In this way, the New Right’s “law and order” became a critique not of Marxists with guns, but of a tradition of progressive reform that saw the state as a potential force for alleviating social problems via noncoercive institutions and strategies. Wilson argued not simply for more police in urban areas but for a categorically different way of understanding police work. If authorities increased the num38 We S ha ll Have O r d e r ber of “beat patrols,” also known as “preventive patrols,” police officers would be constantly visible in high-crime areas.
This finding also appeared in the 1965 report of the McCone Commission,68 formed in response to Los Angeles’s Watts riot of August 11–13, 1965. The riot began after a California Highway Patrol officer hit Marquette Frye with a baton during a drunk driving arrest. During the rioting, thirty-four people lost their lives—virtually all at the hands of Los Angeles police officers and California National Guard soldiers, who swept through the city shooting at rock throwers and looters—and more than one thousand people were injured.

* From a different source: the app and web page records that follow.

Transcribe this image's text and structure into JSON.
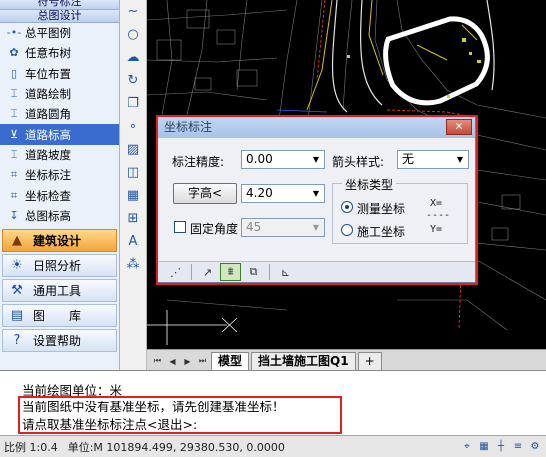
{
  "palette": {
    "top_category": "符号标注",
    "category": "总图设计",
    "tools": [
      {
        "icon": "polyline-legend-icon",
        "glyph": "-•-",
        "label": "总平图例"
      },
      {
        "icon": "tree-icon",
        "glyph": "✿",
        "label": "任意布树"
      },
      {
        "icon": "parking-icon",
        "glyph": "▯",
        "label": "车位布置"
      },
      {
        "icon": "road-draw-icon",
        "glyph": "⌶",
        "label": "道路绘制"
      },
      {
        "icon": "road-corner-icon",
        "glyph": "⌶",
        "label": "道路圆角"
      },
      {
        "icon": "road-elevation-icon",
        "glyph": "⊻",
        "label": "道路标高"
      },
      {
        "icon": "road-slope-icon",
        "glyph": "⌶",
        "label": "道路坡度"
      },
      {
        "icon": "coordinate-mark-icon",
        "glyph": "⌗",
        "label": "坐标标注"
      },
      {
        "icon": "coordinate-check-icon",
        "glyph": "⌗",
        "label": "坐标检查"
      },
      {
        "icon": "general-elevation-icon",
        "glyph": "↧",
        "label": "总图标高"
      }
    ],
    "selected_tool_index": 5,
    "groups": [
      {
        "icon": "building-icon",
        "glyph": "▲",
        "label": "建筑设计",
        "active": true
      },
      {
        "icon": "sunlight-icon",
        "glyph": "☀",
        "label": "日照分析",
        "active": false
      },
      {
        "icon": "tools-icon",
        "glyph": "⚒",
        "label": "通用工具",
        "active": false
      },
      {
        "icon": "library-icon",
        "glyph": "▤",
        "label": "图　　库",
        "active": false
      },
      {
        "icon": "help-icon",
        "glyph": "?",
        "label": "设置帮助",
        "active": false
      }
    ]
  },
  "vtoolbar": [
    {
      "icon": "spline-icon",
      "glyph": "∼"
    },
    {
      "icon": "circle-icon",
      "glyph": "○"
    },
    {
      "icon": "revcloud-icon",
      "glyph": "☁"
    },
    {
      "icon": "rotate-icon",
      "glyph": "↻"
    },
    {
      "icon": "copy-icon",
      "glyph": "❐"
    },
    {
      "icon": "point-icon",
      "glyph": "∘"
    },
    {
      "icon": "hatch-icon",
      "glyph": "▨"
    },
    {
      "icon": "region-icon",
      "glyph": "◫"
    },
    {
      "icon": "table-icon",
      "glyph": "▦"
    },
    {
      "icon": "block-icon",
      "glyph": "⊞"
    },
    {
      "icon": "text-icon",
      "glyph": "A"
    },
    {
      "icon": "multileader-icon",
      "glyph": "⁂"
    }
  ],
  "tabs": {
    "nav_glyphs": [
      "⏮",
      "◀",
      "▶",
      "⏭"
    ],
    "items": [
      "模型",
      "挡土墙施工图Q1",
      "+"
    ],
    "active_index": 0
  },
  "dialog": {
    "title": "坐标标注",
    "close_glyph": "✕",
    "precision_label": "标注精度:",
    "precision_value": "0.00",
    "arrow_label": "箭头样式:",
    "arrow_value": "无",
    "text_height_button": "字高<",
    "text_height_value": "4.20",
    "fixed_angle_label": "固定角度",
    "fixed_angle_value": "45",
    "fixed_angle_checked": false,
    "coord_type_title": "坐标类型",
    "coord_types": [
      {
        "label": "测量坐标",
        "selected": true,
        "sample": "X="
      },
      {
        "label": "施工坐标",
        "selected": false,
        "sample": "Y="
      }
    ],
    "sample_dashes": "----",
    "toolbar": [
      {
        "icon": "hatch-select-icon",
        "glyph": "⋰"
      },
      {
        "icon": "pick-point-icon",
        "glyph": "↗"
      },
      {
        "icon": "batch-mark-icon",
        "glyph": "⩩"
      },
      {
        "icon": "window-select-icon",
        "glyph": "⧉"
      },
      {
        "icon": "axis-icon",
        "glyph": "⊾"
      }
    ],
    "toolbar_active_index": 2
  },
  "command": {
    "partial_line": "",
    "lines": [
      "当前绘图单位：米",
      "当前图纸中没有基准坐标，请先创建基准坐标！",
      "请点取基准坐标标注点<退出>:"
    ]
  },
  "status": {
    "scale": "比例 1:0.4",
    "unit_coords": "单位:M  101894.499,  29380.530,  0.0000",
    "icons": [
      {
        "icon": "snap-icon",
        "glyph": "⌖"
      },
      {
        "icon": "grid-icon",
        "glyph": "▦"
      },
      {
        "icon": "ortho-icon",
        "glyph": "┼"
      },
      {
        "icon": "layer-icon",
        "glyph": "≡"
      },
      {
        "icon": "settings-icon",
        "glyph": "⚙"
      }
    ]
  },
  "colors": {
    "highlight": "#e02020",
    "palette_bg": "#eaf1fb",
    "selected": "#3a6cd0",
    "active_group": "#f3a43a"
  }
}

Echoing this sentiment in his 1973 Grammy award–winning single “Living for the City,” Stevie Wonder told the story of a hardworking African American unable to find a job in Mississippi. 16 In this political climate, white support grew for repressive criminal justice amid the seemingly contradictory increasing acceptance of the principal of racial equality. This contradiction would ultimately be resolved in the cultural realm as conservative advertisements, books, and articles drew on the language of civil rights, equal citizenship, and defense of liberty as primary justifications for repressive policing and increased incarceration.